[Exercise description]
Copy the data. Keep every character as given.
· · · · ·
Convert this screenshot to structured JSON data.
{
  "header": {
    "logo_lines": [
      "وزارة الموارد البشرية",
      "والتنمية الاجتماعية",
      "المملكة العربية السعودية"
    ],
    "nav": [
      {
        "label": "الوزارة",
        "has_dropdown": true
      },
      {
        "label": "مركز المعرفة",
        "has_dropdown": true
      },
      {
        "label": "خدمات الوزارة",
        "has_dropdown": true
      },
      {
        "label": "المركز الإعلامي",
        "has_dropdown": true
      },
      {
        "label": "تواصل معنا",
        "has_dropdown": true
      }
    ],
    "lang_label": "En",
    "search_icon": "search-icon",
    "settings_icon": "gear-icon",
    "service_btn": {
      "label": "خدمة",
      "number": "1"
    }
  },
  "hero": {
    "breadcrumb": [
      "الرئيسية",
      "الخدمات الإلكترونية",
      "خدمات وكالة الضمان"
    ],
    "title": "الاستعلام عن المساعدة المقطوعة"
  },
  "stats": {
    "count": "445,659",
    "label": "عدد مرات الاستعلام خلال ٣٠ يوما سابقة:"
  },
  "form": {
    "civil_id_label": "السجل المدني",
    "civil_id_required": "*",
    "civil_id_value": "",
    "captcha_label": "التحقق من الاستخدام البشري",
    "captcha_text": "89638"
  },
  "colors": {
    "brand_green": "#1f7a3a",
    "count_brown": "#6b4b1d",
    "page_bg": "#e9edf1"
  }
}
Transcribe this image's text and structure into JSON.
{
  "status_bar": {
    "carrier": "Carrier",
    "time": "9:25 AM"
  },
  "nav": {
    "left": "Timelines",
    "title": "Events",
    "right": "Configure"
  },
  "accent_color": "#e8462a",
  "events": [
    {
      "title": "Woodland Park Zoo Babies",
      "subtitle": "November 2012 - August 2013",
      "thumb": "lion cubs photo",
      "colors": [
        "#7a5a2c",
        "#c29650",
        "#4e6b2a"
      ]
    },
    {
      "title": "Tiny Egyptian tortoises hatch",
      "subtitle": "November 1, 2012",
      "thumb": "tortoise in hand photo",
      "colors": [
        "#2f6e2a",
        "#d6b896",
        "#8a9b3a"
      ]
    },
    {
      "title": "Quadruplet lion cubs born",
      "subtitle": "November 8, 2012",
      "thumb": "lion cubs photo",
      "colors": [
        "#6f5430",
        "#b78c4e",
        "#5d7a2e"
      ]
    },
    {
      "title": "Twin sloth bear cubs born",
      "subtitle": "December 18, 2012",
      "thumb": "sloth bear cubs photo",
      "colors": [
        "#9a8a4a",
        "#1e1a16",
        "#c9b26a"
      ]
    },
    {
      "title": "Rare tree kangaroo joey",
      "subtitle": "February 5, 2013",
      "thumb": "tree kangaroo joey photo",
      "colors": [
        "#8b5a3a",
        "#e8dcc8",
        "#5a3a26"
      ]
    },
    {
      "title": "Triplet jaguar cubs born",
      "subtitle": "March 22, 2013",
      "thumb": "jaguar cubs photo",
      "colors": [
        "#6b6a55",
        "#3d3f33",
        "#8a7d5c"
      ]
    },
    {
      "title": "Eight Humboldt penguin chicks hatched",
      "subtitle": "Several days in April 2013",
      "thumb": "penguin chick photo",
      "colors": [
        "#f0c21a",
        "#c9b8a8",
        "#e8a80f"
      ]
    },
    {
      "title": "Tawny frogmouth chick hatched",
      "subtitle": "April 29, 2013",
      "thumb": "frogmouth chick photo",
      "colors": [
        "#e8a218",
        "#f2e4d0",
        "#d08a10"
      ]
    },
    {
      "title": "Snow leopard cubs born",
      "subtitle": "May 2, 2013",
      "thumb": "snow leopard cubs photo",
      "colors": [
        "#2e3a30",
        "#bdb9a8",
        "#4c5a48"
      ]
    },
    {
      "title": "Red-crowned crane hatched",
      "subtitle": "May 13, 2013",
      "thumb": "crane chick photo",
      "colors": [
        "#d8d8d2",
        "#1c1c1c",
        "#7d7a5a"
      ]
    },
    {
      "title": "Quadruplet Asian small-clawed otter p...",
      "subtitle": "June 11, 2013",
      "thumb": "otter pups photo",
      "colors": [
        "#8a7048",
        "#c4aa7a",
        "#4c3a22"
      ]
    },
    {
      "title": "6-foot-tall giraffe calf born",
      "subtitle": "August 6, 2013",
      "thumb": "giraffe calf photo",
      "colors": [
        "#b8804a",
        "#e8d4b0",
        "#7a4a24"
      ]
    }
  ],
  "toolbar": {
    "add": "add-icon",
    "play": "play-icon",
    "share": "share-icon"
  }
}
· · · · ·
[Solution to the exercise]
Convert this screenshot to structured JSON data.
{
  "header": {
    "logo_lines": [
      "وزارة الموارد البشرية",
      "والتنمية الاجتماعية",
      "المملكة العربية السعودية"
    ],
    "nav": [
      {
        "label": "الوزارة",
        "has_dropdown": true
      },
      {
        "label": "مركز المعرفة",
        "has_dropdown": true
      },
      {
        "label": "خدمات الوزارة",
        "has_dropdown": true
      },
      {
        "label": "المركز الإعلامي",
        "has_dropdown": true
      },
      {
        "label": "تواصل معنا",
        "has_dropdown": true
      }
    ],
    "lang_label": "En",
    "search_icon": "search-icon",
    "settings_icon": "gear-icon",
    "service_btn": {
      "label": "خدمة",
      "number": "1"
    }
  },
  "hero": {
    "breadcrumb": [
      "الرئيسية",
      "الخدمات الإلكترونية",
      "خدمات وكالة الضمان"
    ],
    "title": "الاستعلام عن المساعدة المقطوعة"
  },
  "stats": {
    "count": "445,659",
    "label": "عدد مرات الاستعلام خلال ٣٠ يوما سابقة:"
  },
  "form": {
    "civil_id_label": "السجل المدني",
    "civil_id_required": "*",
    "civil_id_value": "",
    "captcha_label": "التحقق من الاستخدام البشري",
    "captcha_text": "89638"
  },
  "colors": {
    "brand_green": "#1f7a3a",
    "count_brown": "#6b4b1d",
    "page_bg": "#e9edf1"
  }
}
Transcribe this image's text and structure into JSON.
{
  "status_bar": {
    "carrier": "Carrier",
    "time": "9:25 AM"
  },
  "nav": {
    "left": "Timelines",
    "title": "Events",
    "right": "Configure"
  },
  "accent_color": "#e8462a",
  "events": [
    {
      "title": "Woodland Park Zoo Babies",
      "subtitle": "November 2012 - August 2013",
      "thumb": "lion cubs photo",
      "colors": [
        "#7a5a2c",
        "#c29650",
        "#4e6b2a"
      ]
    },
    {
      "title": "Tiny Egyptian tortoises hatch",
      "subtitle": "November 1, 2012",
      "thumb": "tortoise in hand photo",
      "colors": [
        "#2f6e2a",
        "#d6b896",
        "#8a9b3a"
      ]
    },
    {
      "title": "Quadruplet lion cubs born",
      "subtitle": "November 8, 2012",
      "thumb": "lion cubs photo",
      "colors": [
        "#6f5430",
        "#b78c4e",
        "#5d7a2e"
      ]
    },
    {
      "title": "Twin sloth bear cubs born",
      "subtitle": "December 18, 2012",
      "thumb": "sloth bear cubs photo",
      "colors": [
        "#9a8a4a",
        "#1e1a16",
        "#c9b26a"
      ]
    },
    {
      "title": "Rare tree kangaroo joey",
      "subtitle": "February 5, 2013",
      "thumb": "tree kangaroo joey photo",
      "colors": [
        "#8b5a3a",
        "#e8dcc8",
        "#5a3a26"
      ]
    },
    {
      "title": "Triplet jaguar cubs born",
      "subtitle": "March 22, 2013",
      "thumb": "jaguar cubs photo",
      "colors": [
        "#6b6a55",
        "#3d3f33",
        "#8a7d5c"
      ]
    },
    {
      "title": "Eight Humboldt penguin chicks hatched",
      "subtitle": "Several days in April 2013",
      "thumb": "penguin chick photo",
      "colors": [
        "#f0c21a",
        "#c9b8a8",
        "#e8a80f"
      ]
    },
    {
      "title": "Tawny frogmouth chick hatched",
      "subtitle": "April 29, 2013",
      "thumb": "frogmouth chick photo",
      "colors": [
        "#e8a218",
        "#f2e4d0",
        "#d08a10"
      ]
    },
    {
      "title": "Snow leopard cubs born",
      "subtitle": "May 2, 2013",
      "thumb": "snow leopard cubs photo",
      "colors": [
        "#2e3a30",
        "#bdb9a8",
        "#4c5a48"
      ]
    },
    {
      "title": "Red-crowned crane hatched",
      "subtitle": "May 13, 2013",
      "thumb": "crane chick photo",
      "colors": [
        "#d8d8d2",
        "#1c1c1c",
        "#7d7a5a"
      ]
    },
    {
      "title": "Quadruplet Asian small-clawed otter p...",
      "subtitle": "June 11, 2013",
      "thumb": "otter pups photo",
      "colors": [
        "#8a7048",
        "#c4aa7a",
        "#4c3a22"
      ]
    },
    {
      "title": "6-foot-tall giraffe calf born",
      "subtitle": "August 6, 2013",
      "thumb": "giraffe calf photo",
      "colors": [
        "#b8804a",
        "#e8d4b0",
        "#7a4a24"
      ]
    }
  ],
  "toolbar": {
    "add": "add-icon",
    "play": "play-icon",
    "share": "share-icon"
  }
}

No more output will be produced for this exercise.